“[…] China’s strategic vision for gold is quintessentially anti-synthetic; if successful, it will both erode the international standing of the dollar and elevate that of gold.”
“[…] Ownership of physical gold outside of the financial system seems to make more sense than ever. Gold-mining equities, which have been severely depressed by the four-year decline in the gold price, should also participate. We believe that a [market] trend reversal could prove explosive for the entire precious metals complex.” (Source: Ibid.)
Hathaway sums up with a bullish call for gold and the miners. He also suggests that even self-proclaimed market experts have not fully understood that China is a game-changer for the gold market in the days, months, and years to come. He is bearish on the buck and believes that any major trend change in the equity markets will spark renewed interest in the yellow metal. (Source: Ibid.)
The Bottom Line on Gold and the Miners?
There is a saying that “fish have no opinions about water.” A year offers about 252 trading sessions on the NYSE. For many professional traders, that is a lifetime. Consider that many pros have now gone almost five full years watching gold prices get hammered by mysterious sellers every time the precious metal approaches a breakout; watching the mines get beaten to a pulp even while demand for yellow metal remains strong; listening to the constant whine from the government elite pointing that gold is a barbarous relic that has been in a 5,000-year bubble…?
Against that backdrop, it is refreshing to hear the views of a respected, senior trader, an expert in his field, an individual whom strangers have entrusted with billions of dollars of their money.
John Hathaway’s take is clear and unambiguous: gold is not so much in a bear market as it is in an artificial market created by distortions in the market mechanism that the regulators are simply not addressing.
In fact, in his report he goes even further and suggests that the overseers themselves are actually encouraging this behavior, because HFTs and similar customers are a major source of income for the exchanges.
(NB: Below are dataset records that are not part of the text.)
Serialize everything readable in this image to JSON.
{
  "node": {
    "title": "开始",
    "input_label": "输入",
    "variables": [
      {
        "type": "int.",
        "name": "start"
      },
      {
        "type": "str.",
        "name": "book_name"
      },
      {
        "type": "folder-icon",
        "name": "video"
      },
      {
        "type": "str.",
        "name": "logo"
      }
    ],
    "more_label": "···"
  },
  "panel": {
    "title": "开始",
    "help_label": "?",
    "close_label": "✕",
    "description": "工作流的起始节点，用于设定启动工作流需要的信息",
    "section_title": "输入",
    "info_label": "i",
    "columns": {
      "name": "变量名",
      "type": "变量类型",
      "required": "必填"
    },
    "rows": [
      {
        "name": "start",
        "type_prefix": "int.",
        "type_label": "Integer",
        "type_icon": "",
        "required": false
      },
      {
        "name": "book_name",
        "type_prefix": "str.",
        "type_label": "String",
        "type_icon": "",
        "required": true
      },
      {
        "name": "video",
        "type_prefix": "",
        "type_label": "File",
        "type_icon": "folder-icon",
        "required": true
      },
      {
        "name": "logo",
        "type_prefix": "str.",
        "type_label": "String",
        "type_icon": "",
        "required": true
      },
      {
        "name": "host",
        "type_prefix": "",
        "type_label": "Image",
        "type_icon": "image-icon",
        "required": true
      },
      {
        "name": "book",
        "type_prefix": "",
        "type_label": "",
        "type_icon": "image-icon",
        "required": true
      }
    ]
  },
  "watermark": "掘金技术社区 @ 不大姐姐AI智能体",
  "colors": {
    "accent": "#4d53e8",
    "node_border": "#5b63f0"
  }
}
The result is mal-pricing leading to a coming shortage—which is bullish. This is the time to buy gold, John Hathaway suggests.